§ **TASK TO COMPLETE**: "kind" is the word to look for; copy each line of the listing where it occurs.

§ **ENTRIES SHOWN**:
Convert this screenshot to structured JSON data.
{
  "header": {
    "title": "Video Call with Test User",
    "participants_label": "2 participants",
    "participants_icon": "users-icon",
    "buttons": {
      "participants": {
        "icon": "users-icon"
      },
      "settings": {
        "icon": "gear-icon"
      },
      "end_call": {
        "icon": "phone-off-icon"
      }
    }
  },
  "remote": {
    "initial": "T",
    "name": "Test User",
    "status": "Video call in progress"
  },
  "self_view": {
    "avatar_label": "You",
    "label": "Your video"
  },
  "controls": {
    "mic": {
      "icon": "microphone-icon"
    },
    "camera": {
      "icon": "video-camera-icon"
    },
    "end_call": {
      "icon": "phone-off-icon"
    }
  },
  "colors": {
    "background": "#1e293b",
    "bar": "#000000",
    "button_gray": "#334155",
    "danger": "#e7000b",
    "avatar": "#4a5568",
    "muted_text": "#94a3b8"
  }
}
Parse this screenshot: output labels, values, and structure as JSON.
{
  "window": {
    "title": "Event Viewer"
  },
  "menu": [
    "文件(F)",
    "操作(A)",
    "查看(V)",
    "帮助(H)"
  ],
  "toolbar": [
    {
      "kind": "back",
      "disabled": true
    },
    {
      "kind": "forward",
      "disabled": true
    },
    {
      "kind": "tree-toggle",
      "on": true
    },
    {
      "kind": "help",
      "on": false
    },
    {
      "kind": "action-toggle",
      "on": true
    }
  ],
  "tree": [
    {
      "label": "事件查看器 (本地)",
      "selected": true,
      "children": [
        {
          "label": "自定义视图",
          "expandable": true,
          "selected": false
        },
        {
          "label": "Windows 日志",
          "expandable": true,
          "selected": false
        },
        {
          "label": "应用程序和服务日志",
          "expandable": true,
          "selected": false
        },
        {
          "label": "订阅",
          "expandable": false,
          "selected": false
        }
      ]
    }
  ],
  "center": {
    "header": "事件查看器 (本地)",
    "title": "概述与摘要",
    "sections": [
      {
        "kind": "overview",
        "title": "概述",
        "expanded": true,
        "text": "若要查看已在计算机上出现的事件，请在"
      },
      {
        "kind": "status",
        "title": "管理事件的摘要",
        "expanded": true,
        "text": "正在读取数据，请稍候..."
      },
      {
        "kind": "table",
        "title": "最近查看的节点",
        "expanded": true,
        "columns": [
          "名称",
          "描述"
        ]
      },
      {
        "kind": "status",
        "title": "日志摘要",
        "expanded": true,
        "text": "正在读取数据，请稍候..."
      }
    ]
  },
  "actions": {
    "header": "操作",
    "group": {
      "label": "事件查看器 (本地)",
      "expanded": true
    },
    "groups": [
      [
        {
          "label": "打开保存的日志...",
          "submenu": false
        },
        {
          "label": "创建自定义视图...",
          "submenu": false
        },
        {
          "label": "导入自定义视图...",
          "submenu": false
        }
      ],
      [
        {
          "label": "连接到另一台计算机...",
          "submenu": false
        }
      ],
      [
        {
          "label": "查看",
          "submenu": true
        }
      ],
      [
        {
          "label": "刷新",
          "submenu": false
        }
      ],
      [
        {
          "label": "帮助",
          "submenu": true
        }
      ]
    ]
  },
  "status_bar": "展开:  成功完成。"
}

§ **YOUR RESPONSE**:
      "kind": "back",
      "kind": "forward",
      "kind": "tree-toggle",
      "kind": "help",
      "kind": "action-toggle",
        "kind": "overview",
        "kind": "status",
        "kind": "table",
        "kind": "status",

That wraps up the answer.